The locals within the jungle lived in corrugated metal houses, worked on bananas plantations (or in the Coca Cola factories that dominated the region) and they were the happiest people I had ever met. They had nothing, yet they had everything.
On returning home to the UK, the roads made me travel sick. I had grown so used to travelling in the back of a pick up along jungle mud tracks that the smoothness of the tarmac would make me queasy. What I also realised was how miserable most people were. It would appear that privilege comes at a price.
My most recent but hopefully not last excursion was to the isolated regions of wild Kenya in 2016. Work had meant that I was out there for a few months, working with local tribes and enjoying the harsh beauty of the savanna.
Like Central America, the Kenyan people had so little, yet they seemed happy with their lot. Children would run around with no shoes on, but they were happy.
I will always remember the evening that my coworkers and I played a game of rounders as the sun was setting (the only time it was cool enough to considering running) and some local children came to investigate.
We didn’t speak Swahili and they didn’t speak English. But we showed them the game, and they were good!
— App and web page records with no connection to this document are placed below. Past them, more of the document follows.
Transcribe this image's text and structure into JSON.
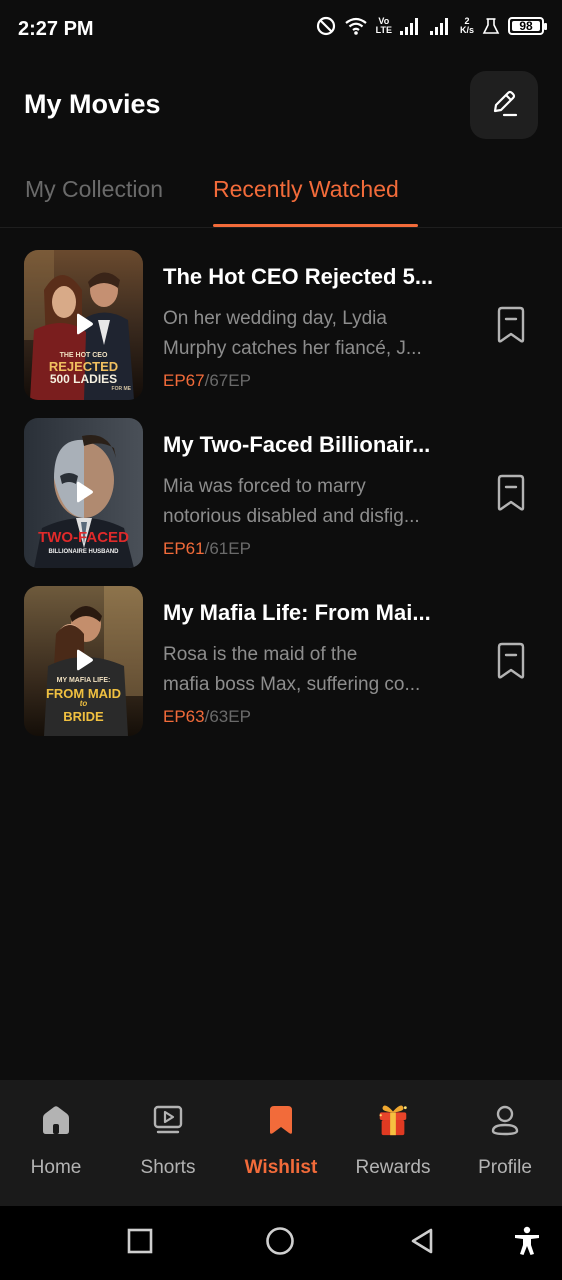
{
  "status_bar": {
    "time": "2:27 PM",
    "network_label_top": "Vo",
    "network_label_bottom": "LTE",
    "speed_value": "2",
    "speed_unit": "K/s",
    "battery": "98"
  },
  "header": {
    "title": "My Movies",
    "edit_icon": "pencil-edit-icon"
  },
  "tabs": [
    {
      "label": "My Collection",
      "active": false
    },
    {
      "label": "Recently Watched",
      "active": true
    }
  ],
  "items": [
    {
      "title": "The Hot CEO Rejected 5...",
      "desc_line1": "On her wedding day, Lydia",
      "desc_line2": "Murphy catches her fiancé, J...",
      "ep_current": "EP67",
      "ep_total": "/67EP",
      "poster_small": "THE HOT CEO",
      "poster_big1": "REJECTED",
      "poster_big2": "500 LADIES",
      "poster_tiny": "FOR ME"
    },
    {
      "title": "My Two-Faced Billionair...",
      "desc_line1": "Mia was forced to marry",
      "desc_line2": "notorious disabled and disfig...",
      "ep_current": "EP61",
      "ep_total": "/61EP",
      "poster_big1": "TWO-FACED",
      "poster_small": "BILLIONAIRE HUSBAND"
    },
    {
      "title": "My Mafia Life: From Mai...",
      "desc_line1": "Rosa is the maid of the",
      "desc_line2": "mafia boss Max, suffering co...",
      "ep_current": "EP63",
      "ep_total": "/63EP",
      "poster_small": "MY MAFIA LIFE:",
      "poster_big1": "FROM MAID",
      "poster_tiny": "to",
      "poster_big2": "BRIDE"
    }
  ],
  "bottom_nav": [
    {
      "label": "Home",
      "icon": "home-icon",
      "active": false
    },
    {
      "label": "Shorts",
      "icon": "play-screen-icon",
      "active": false
    },
    {
      "label": "Wishlist",
      "icon": "bookmark-icon",
      "active": true
    },
    {
      "label": "Rewards",
      "icon": "gift-icon",
      "active": false
    },
    {
      "label": "Profile",
      "icon": "person-icon",
      "active": false
    }
  ],
  "colors": {
    "accent": "#f26b3a",
    "background": "#0d0d0d",
    "nav_background": "#1a1a1a",
    "muted_text": "#8d8d8d"
  }
}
A sight that was sadly common in Kenya was the abandoned schools and the broken water wells, remnants of the “gap year” projects. The intent behind them was good, but what the builders and organisers failed to realise (or maybe not, just wishing to gain money from eagerly paying students) is that a school is only as good as the teachers within it. If you build a school, you need to provide the teachers and resources too, otherwise the good intent is lost. For this reason I don’t believe in such gap-year programmes.
Looking back at my own travels I have enjoyed all my experiences. I have met some of the most amazing people, gained international friends and been morally and socially tested due to ‘culture shock’.
The one resounding fact I could not hide from was how lucky, ‘privileged’ if you want, I was to be British. Yes I pay taxes that are higher than I’d like, but I’m educated, I’m healthy and I’m allowed to vote, all this being amplified by the fact that I’m a woman. My travels have shown me that the world is a big, beautiful but brutal place, and not all places are kind let alone fair.
I love to travel, I love to explore, but doing so has given me an appreciation for what really counts. Just like the Honduran man in his corrugated house, or the children of Kenya with bare muddy feet. My friends, my family, my home. These are things that are worth the most, and I truly believe that I would have never fully understood or appreciated this if my traveling was simply a tick-box exercise.
Travelling should be about testing your senses, having the courage to step away from the beaten path and taking the time to learn about your environment. Gain a genuine experience of what is on offer and you’ll be surprised, maybe even humbled by what you come to realise about your hosts, your home and yourself.